More than 300 people of all ages participated in the 2017 Walk to End Alzheimer’s locally, a display of unity that Phyllis Whitaker finds comfort and strength within — one that shows how people in her situation are not alone.

“It’s a support group.”

The wife of the Alzheimer’s sufferer said it is reassuring to see that so many people are concerned about the disease and working together toward a cure. “It makes me feel good.”

Walk participants also will join in a Promise Garden tribute ceremony to honor those affected by Alzheimer’s disease.

The colorful and inspirational event additionally will feature entertainment, including family-friendly music.

It also offers an opportunity to learn about Alzheimer’s disease, advocacy opportunities, clinical studies enrollment and support programs and services from the Alzheimer’s Association, organizers say.

Research a key

Saturday’s event in Mount Airy is one of 14 walks held in central and western North Carolina during September and October, spearheaded by the Western Carolina Chapter of the Alzheimer’s Association.

In addition to generating awareness and support, the Surry County 2018 Walk to End Alzheimer’s has a fundraising goal of $28,000 to provide care, support and research.

In addition to those named for Alzheimer’s sufferers such as Team Phill, teams and other groups involved represent entities that serve the older population, such as the local RidgeCrest retirement community and the Kindred at Home assisting-living service.

Funds also are raised by individuals.

Phyllis Whitaker said the money donated will fund more research that hopefully leads to a cure for Alzheimer’s, which 5.7 million Americans are now living with — including 170,000 North Carolina residents.

She offered a personal story about the value of such research, mentioning that her husband was involved in a study for seven years which produced positive results.

However, the effort was not approved by the federal Food and Drug Administration.

“They did not get the results they wanted,” Mrs. Whitaker explained, despite the benefits she witnessed to her husband.

“And I’ve seen a steady decline since.”

Participants share a solemn moment during last year’s Walk to End Alzheimer’s in Mount Airy.
Participants share a solemn moment during last year’s Walk to End Alzheimer’s in Mount Airy.
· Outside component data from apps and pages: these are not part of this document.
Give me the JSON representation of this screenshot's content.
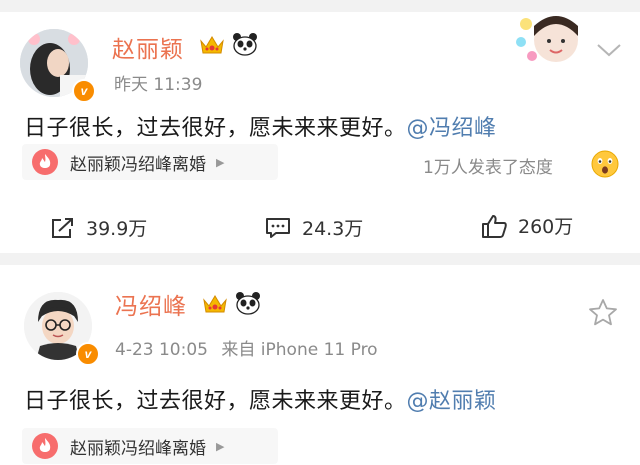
{
  "posts": [
    {
      "name": "赵丽颖",
      "time": "昨天 11:39",
      "text": "日子很长，过去很好，愿未来来更好。",
      "mention": "@冯绍峰",
      "topic": "赵丽颖冯绍峰离婚",
      "reaction_text": "1万人发表了态度",
      "stats": {
        "repost": "39.9万",
        "comment": "24.3万",
        "like": "260万"
      }
    },
    {
      "name": "冯绍峰",
      "time": "4-23 10:05",
      "source": "来自 iPhone 11 Pro",
      "text": "日子很长，过去很好，愿未来来更好。",
      "mention": "@赵丽颖",
      "topic": "赵丽颖冯绍峰离婚"
    }
  ],
  "badges": {
    "verified": "v"
  },
  "colors": {
    "name": "#eb7350",
    "mention": "#507daf",
    "meta": "#8a8a8a",
    "verified": "#f98c00"
  },
  "icons": [
    "crown-icon",
    "panda-icon",
    "chevron-down-icon",
    "flame-icon",
    "surprised-emoji-icon",
    "share-icon",
    "comment-icon",
    "like-icon",
    "star-icon"
  ]
}
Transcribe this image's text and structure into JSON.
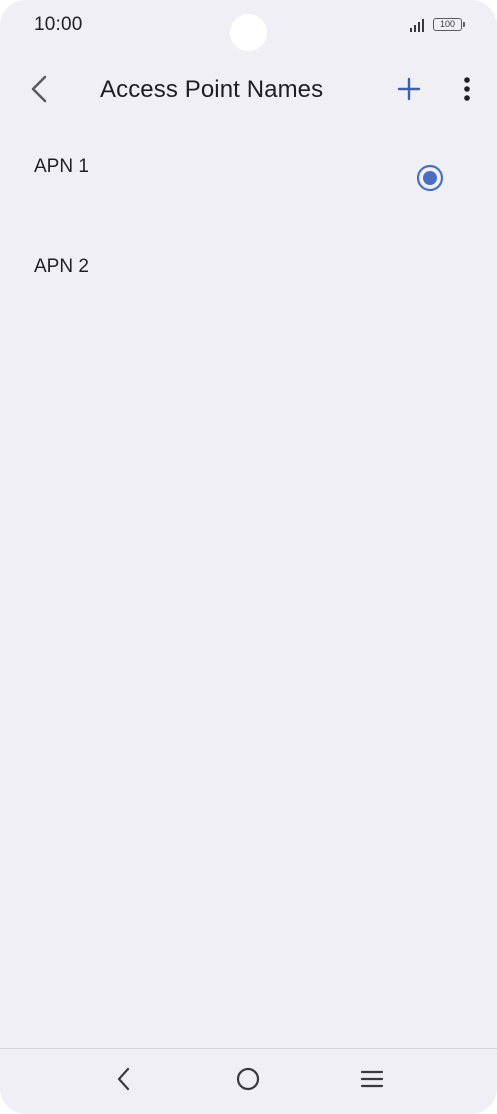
{
  "status_bar": {
    "time": "10:00",
    "battery_level": "100",
    "signal_icon": "signal-icon",
    "battery_icon": "battery-icon"
  },
  "app_bar": {
    "title": "Access Point Names",
    "back_icon": "chevron-left-icon",
    "add_icon": "plus-icon",
    "more_icon": "more-vertical-icon"
  },
  "apn_list": {
    "items": [
      {
        "label": "APN 1",
        "selected": true
      },
      {
        "label": "APN 2",
        "selected": false
      }
    ]
  },
  "nav_bar": {
    "back_icon": "nav-back-icon",
    "home_icon": "nav-home-icon",
    "recents_icon": "nav-recents-icon"
  },
  "colors": {
    "background": "#f0eff6",
    "accent": "#4a6fbf",
    "text": "#1f1f24"
  }
}
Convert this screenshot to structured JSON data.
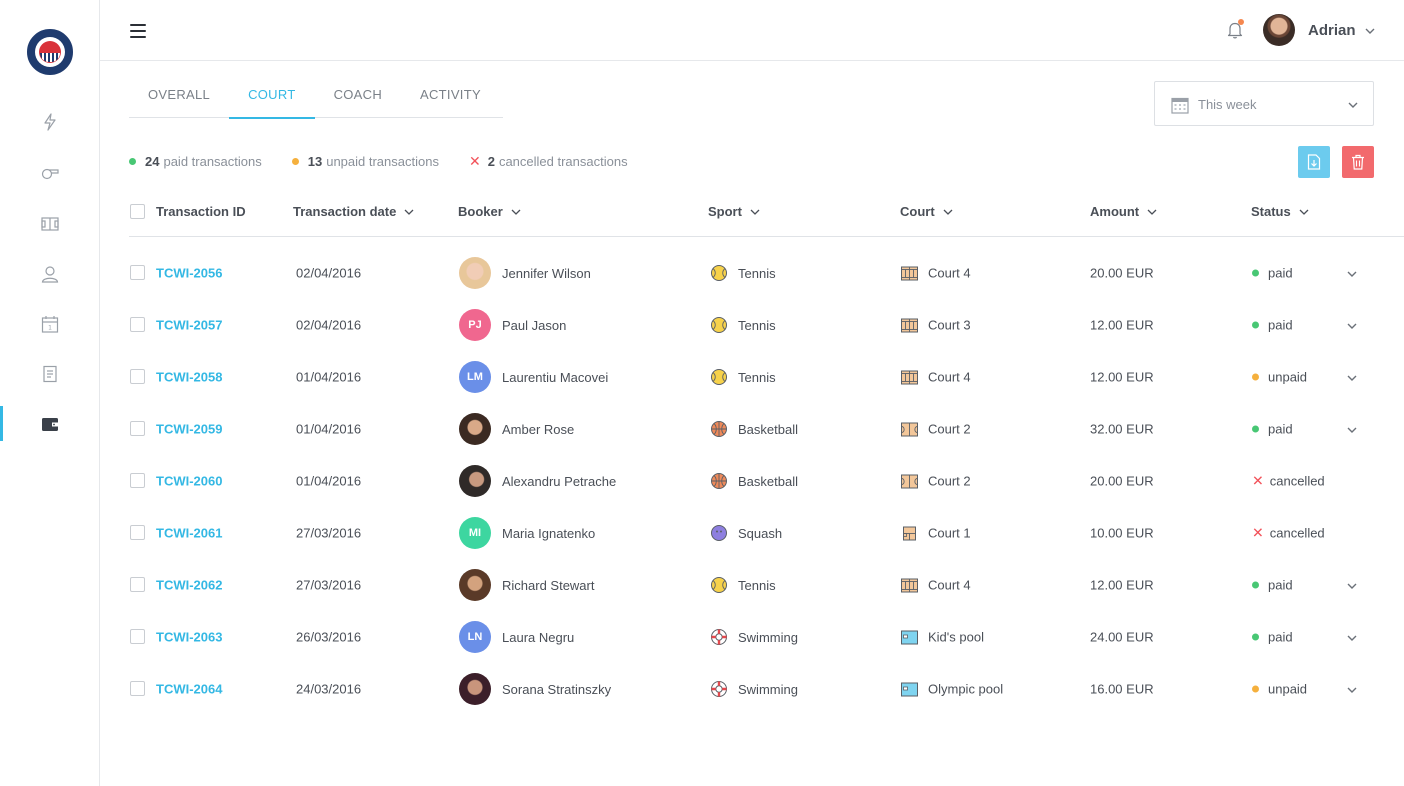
{
  "app": {
    "logo_text": "ROSTREVOR TENNIS CLUB",
    "user_name": "Adrian"
  },
  "tabs": [
    {
      "label": "OVERALL"
    },
    {
      "label": "COURT"
    },
    {
      "label": "COACH"
    },
    {
      "label": "ACTIVITY"
    }
  ],
  "date_filter": {
    "value": "This week"
  },
  "summary": {
    "paid_count": "24",
    "paid_label": "paid transactions",
    "unpaid_count": "13",
    "unpaid_label": "unpaid transactions",
    "cancelled_count": "2",
    "cancelled_label": "cancelled transactions"
  },
  "columns": {
    "id": "Transaction ID",
    "date": "Transaction date",
    "booker": "Booker",
    "sport": "Sport",
    "court": "Court",
    "amount": "Amount",
    "status": "Status"
  },
  "colors": {
    "accent": "#34b8e4",
    "paid": "#48c774",
    "unpaid": "#f5b03d",
    "cancelled": "#f2525a"
  },
  "rows": [
    {
      "id": "TCWI-2056",
      "date": "02/04/2016",
      "booker": "Jennifer Wilson",
      "initials": "",
      "sport": "Tennis",
      "court": "Court 4",
      "amount": "20.00 EUR",
      "status": "paid"
    },
    {
      "id": "TCWI-2057",
      "date": "02/04/2016",
      "booker": "Paul Jason",
      "initials": "PJ",
      "sport": "Tennis",
      "court": "Court 3",
      "amount": "12.00 EUR",
      "status": "paid"
    },
    {
      "id": "TCWI-2058",
      "date": "01/04/2016",
      "booker": "Laurentiu Macovei",
      "initials": "LM",
      "sport": "Tennis",
      "court": "Court 4",
      "amount": "12.00 EUR",
      "status": "unpaid"
    },
    {
      "id": "TCWI-2059",
      "date": "01/04/2016",
      "booker": "Amber Rose",
      "initials": "",
      "sport": "Basketball",
      "court": "Court 2",
      "amount": "32.00 EUR",
      "status": "paid"
    },
    {
      "id": "TCWI-2060",
      "date": "01/04/2016",
      "booker": "Alexandru Petrache",
      "initials": "",
      "sport": "Basketball",
      "court": "Court 2",
      "amount": "20.00 EUR",
      "status": "cancelled"
    },
    {
      "id": "TCWI-2061",
      "date": "27/03/2016",
      "booker": "Maria Ignatenko",
      "initials": "MI",
      "sport": "Squash",
      "court": "Court 1",
      "amount": "10.00 EUR",
      "status": "cancelled"
    },
    {
      "id": "TCWI-2062",
      "date": "27/03/2016",
      "booker": "Richard Stewart",
      "initials": "",
      "sport": "Tennis",
      "court": "Court 4",
      "amount": "12.00 EUR",
      "status": "paid"
    },
    {
      "id": "TCWI-2063",
      "date": "26/03/2016",
      "booker": "Laura Negru",
      "initials": "LN",
      "sport": "Swimming",
      "court": "Kid's pool",
      "amount": "24.00 EUR",
      "status": "paid"
    },
    {
      "id": "TCWI-2064",
      "date": "24/03/2016",
      "booker": "Sorana Stratinszky",
      "initials": "",
      "sport": "Swimming",
      "court": "Olympic pool",
      "amount": "16.00 EUR",
      "status": "unpaid"
    }
  ]
}
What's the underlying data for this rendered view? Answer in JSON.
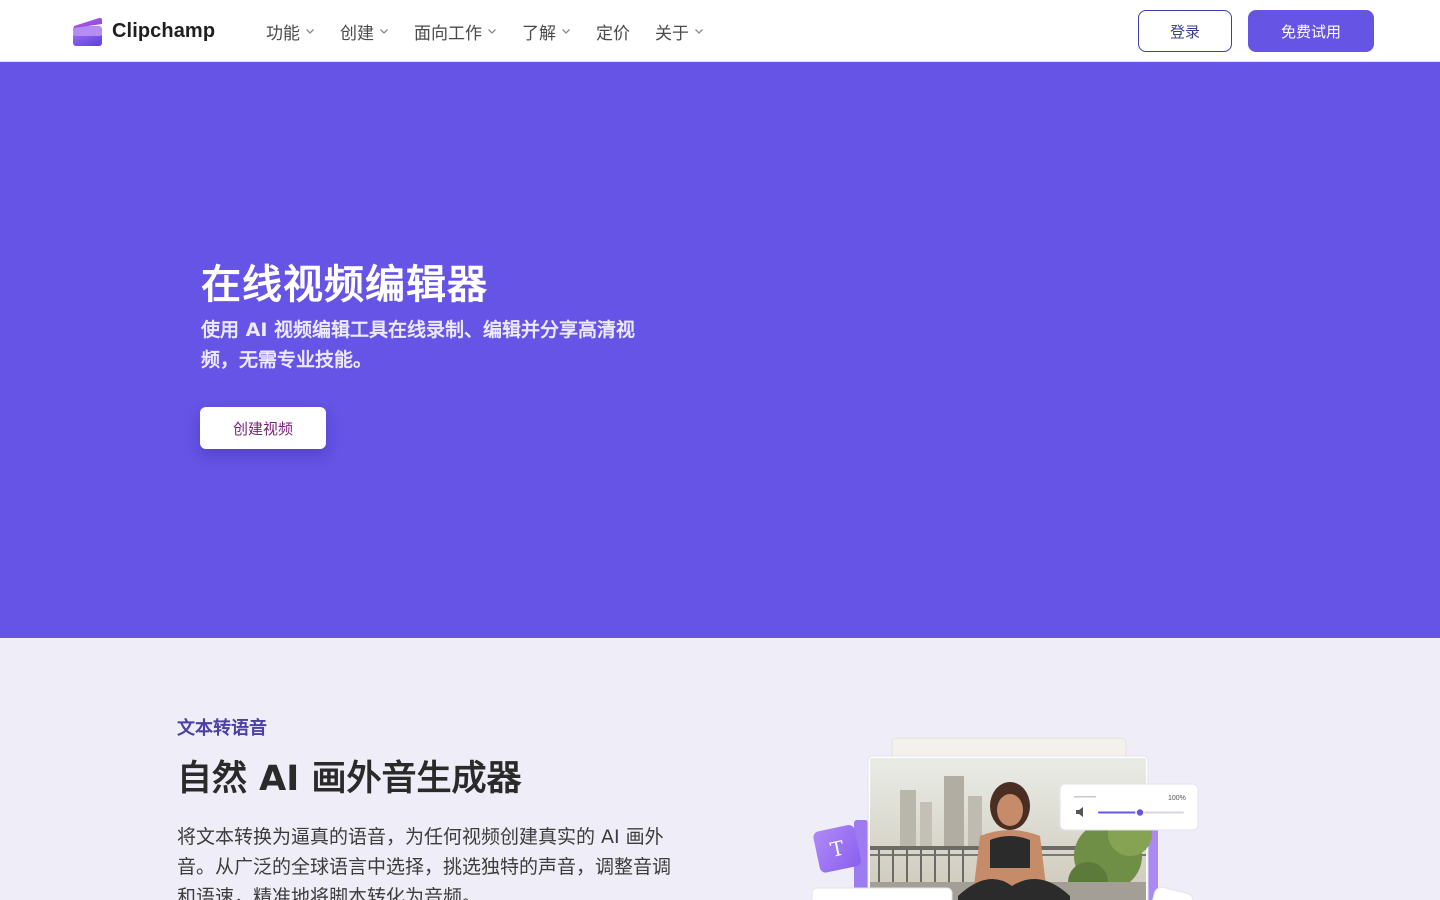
{
  "header": {
    "brand_name": "Clipchamp",
    "nav": [
      {
        "label": "功能",
        "has_dropdown": true
      },
      {
        "label": "创建",
        "has_dropdown": true
      },
      {
        "label": "面向工作",
        "has_dropdown": true
      },
      {
        "label": "了解",
        "has_dropdown": true
      },
      {
        "label": "定价",
        "has_dropdown": false
      },
      {
        "label": "关于",
        "has_dropdown": true
      }
    ],
    "login_label": "登录",
    "trial_label": "免费试用"
  },
  "hero": {
    "title": "在线视频编辑器",
    "subtitle": "使用 AI 视频编辑工具在线录制、编辑并分享高清视频，无需专业技能。",
    "cta_label": "创建视频"
  },
  "feature": {
    "eyebrow": "文本转语音",
    "title": "自然 AI 画外音生成器",
    "description": "将文本转换为逼真的语音，为任何视频创建真实的 AI 画外音。从广泛的全球语言中选择，挑选独特的声音，调整音调和语速，精准地将脚本转化为音频。",
    "illustration": {
      "volume_readout": "100%",
      "text_tile_glyph": "T"
    }
  },
  "colors": {
    "hero_bg": "#6554e5",
    "accent": "#6654e4",
    "feature_bg": "#efeef8",
    "eyebrow": "#4b3fa6"
  }
}
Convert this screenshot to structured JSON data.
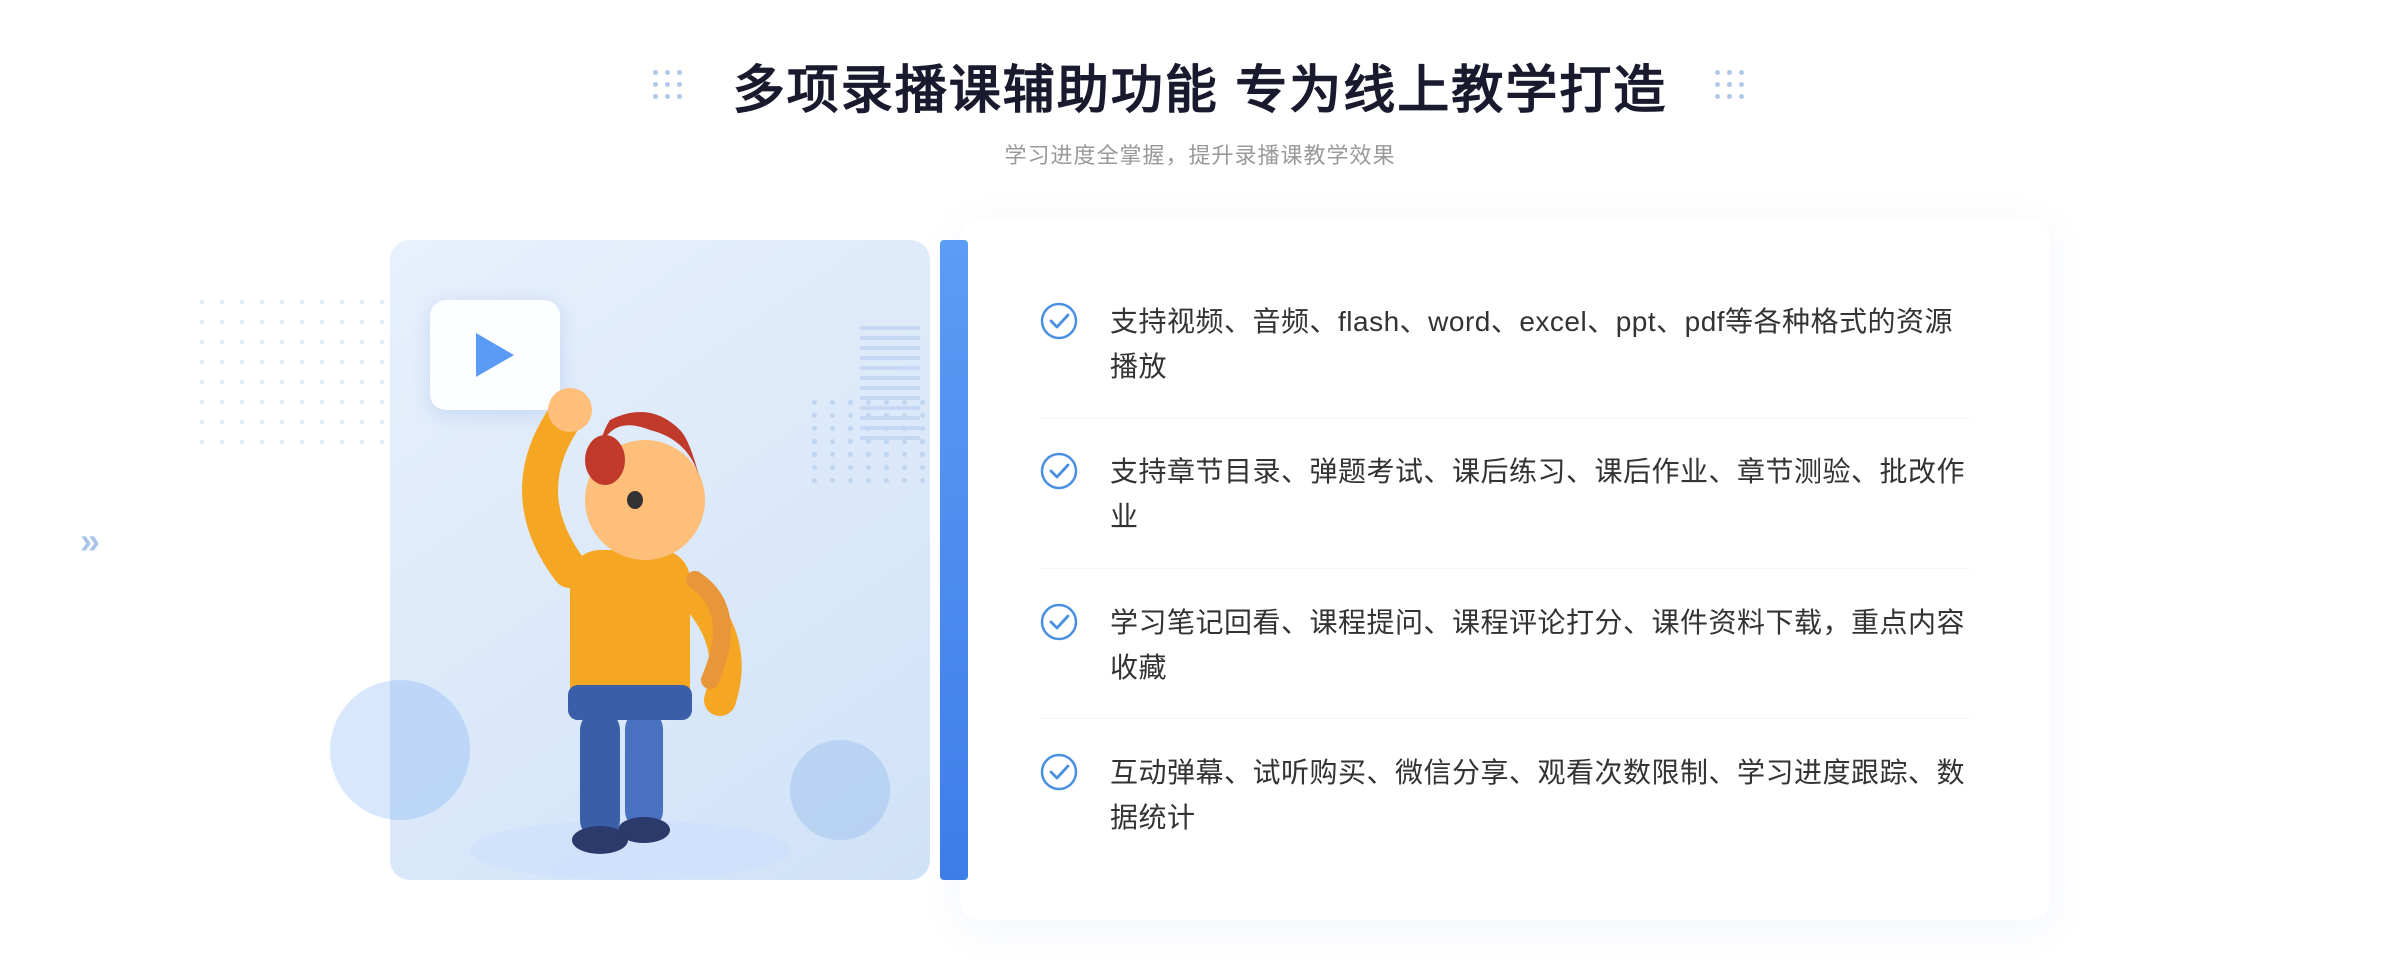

Tom Joyce | The News

By Tom Joyce


Tom Joyce may be reached at 336-415-4693 or on Twitter @Me_Reporter.

Tom Joyce may be reached at 336-415-4693 or on Twitter @Me_Reporter.